“The Filipino people ousted the bases in 1991 not only because their presence violated our sovereignty but they were also magnets for attack from the many enemies of the United States,” he said.
“The presence of US troops here will increase the tension in the region and threaten its stability. We do not want to become another Iraq, where the US troops remained even if Saddam Hussein has long been dead,” he said.
“We must stand up for our sovereignty and uphold the dignity of our country by not becoming a colony once again. We must resist bullying, whether by China or the US,” he added.
Bayan Muna Rep. Carlos Zarate said the planned security cooperation, if approved, would be equivalent to extending the life of the terminated bases agreement.
He said instead of another basing agreement with the US, the government should terminate the MDT and the VFA.
“The US has a lot of enemies around the world, and we can be embroiled in war if there is an armed attack against the US because we are bound under the MDT to help in cases of attacks against them,” Zarate said.
“This is dangerous and only makes us cannon fodder no different from how the US treated our war veterans during World War II,” he said.
The Bagong Alyansang Makabayan (Bayan) said allowing US access to Philippine military bases is a “de facto basing agreement disguised as an access pact.”
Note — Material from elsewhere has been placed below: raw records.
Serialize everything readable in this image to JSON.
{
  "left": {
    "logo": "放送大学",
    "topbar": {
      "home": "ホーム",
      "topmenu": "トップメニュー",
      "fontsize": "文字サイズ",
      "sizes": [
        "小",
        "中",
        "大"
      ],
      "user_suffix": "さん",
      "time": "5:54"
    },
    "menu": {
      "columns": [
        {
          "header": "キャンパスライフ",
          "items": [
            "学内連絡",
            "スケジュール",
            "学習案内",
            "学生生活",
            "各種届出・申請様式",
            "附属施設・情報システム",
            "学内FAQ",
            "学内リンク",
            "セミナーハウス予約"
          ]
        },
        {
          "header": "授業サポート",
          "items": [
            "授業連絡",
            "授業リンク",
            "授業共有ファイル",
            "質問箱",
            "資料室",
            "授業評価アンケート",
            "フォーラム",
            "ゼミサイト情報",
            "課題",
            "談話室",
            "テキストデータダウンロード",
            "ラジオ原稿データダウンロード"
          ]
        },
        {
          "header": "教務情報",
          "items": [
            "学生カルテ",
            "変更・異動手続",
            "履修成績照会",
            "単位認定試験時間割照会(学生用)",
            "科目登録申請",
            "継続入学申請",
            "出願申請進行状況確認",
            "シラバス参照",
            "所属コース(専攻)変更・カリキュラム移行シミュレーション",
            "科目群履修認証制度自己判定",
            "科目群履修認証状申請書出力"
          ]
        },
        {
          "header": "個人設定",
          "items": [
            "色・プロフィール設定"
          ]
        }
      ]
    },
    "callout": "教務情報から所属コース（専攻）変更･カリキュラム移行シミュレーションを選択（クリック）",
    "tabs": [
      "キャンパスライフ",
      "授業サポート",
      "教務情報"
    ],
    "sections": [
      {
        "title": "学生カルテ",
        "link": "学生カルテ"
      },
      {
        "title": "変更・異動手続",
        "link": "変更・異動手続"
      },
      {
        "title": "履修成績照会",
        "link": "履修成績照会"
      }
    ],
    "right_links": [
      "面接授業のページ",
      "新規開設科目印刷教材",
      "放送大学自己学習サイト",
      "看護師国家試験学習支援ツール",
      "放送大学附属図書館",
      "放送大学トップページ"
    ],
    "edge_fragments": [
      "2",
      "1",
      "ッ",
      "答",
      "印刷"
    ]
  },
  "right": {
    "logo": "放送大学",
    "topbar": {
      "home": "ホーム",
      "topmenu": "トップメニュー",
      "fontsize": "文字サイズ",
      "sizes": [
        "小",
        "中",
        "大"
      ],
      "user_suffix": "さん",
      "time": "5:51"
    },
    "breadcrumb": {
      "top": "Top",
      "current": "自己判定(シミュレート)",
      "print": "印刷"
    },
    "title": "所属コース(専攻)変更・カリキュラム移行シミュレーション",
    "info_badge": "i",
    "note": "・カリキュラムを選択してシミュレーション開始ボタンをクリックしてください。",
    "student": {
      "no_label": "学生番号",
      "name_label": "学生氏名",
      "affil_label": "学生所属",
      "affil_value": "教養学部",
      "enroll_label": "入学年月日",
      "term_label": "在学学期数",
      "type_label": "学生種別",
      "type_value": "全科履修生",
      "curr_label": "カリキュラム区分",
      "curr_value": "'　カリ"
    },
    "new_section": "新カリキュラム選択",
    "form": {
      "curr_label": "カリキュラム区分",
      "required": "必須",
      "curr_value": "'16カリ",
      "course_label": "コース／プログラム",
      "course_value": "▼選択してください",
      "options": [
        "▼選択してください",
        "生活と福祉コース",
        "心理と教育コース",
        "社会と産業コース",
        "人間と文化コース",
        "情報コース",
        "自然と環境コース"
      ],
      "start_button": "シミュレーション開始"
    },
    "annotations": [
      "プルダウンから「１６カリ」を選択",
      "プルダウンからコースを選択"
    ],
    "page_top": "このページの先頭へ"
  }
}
“The US will gain not only access but also the ability to set up their own facilities within Philippine facilities. The US forces will also be allowed to preposition weapons and equipment, on top of stationing an indefinite number of troops in the country for an indefinite period of time,” Bayan secretary-general Renato Reyes said.
“The new military treaty is bound to be as perfidious and violative of Philippine sovereignty as all previous agreements” such as the MDT and the VFA, according to the Communist Party of the Philippines (CPP) said.
Meanwhile, efforts to upgrade key military bases are not related to the proposed deal on enhanced security cooperation with the US, Defense Undersecretary Pio Batino said.
“What is most important regarding the AFP (Armed Forces of the Philippines) modernization program is its own capability upgrade regardless of its bilateral relations,” Batino said in a press briefing over the weekend.
“We are upgrading our capabilities in terms of bases, in terms of procurement of modern defense equipment, because it is our right and duty to do so,” he added.
Batino heads the Philippine panel negotiating a new defense deal with the US.
The Philippines is acquiring equipment to improve its military bases, some of which are located within or near the West Philippine Sea.
Installations being readied for upgrade include the one in Ulugan Bay in Palawan, which has an approved budget of P500 million.
The Navy previously said the improvement would enable the facility to accommodate large ships, including two strategic sealift vessels to be acquired for P4 billion and two frigates worth P18 billion. – With Jess Diaz, Aurea Calica, Rhodina Villanueva, Alexis Romero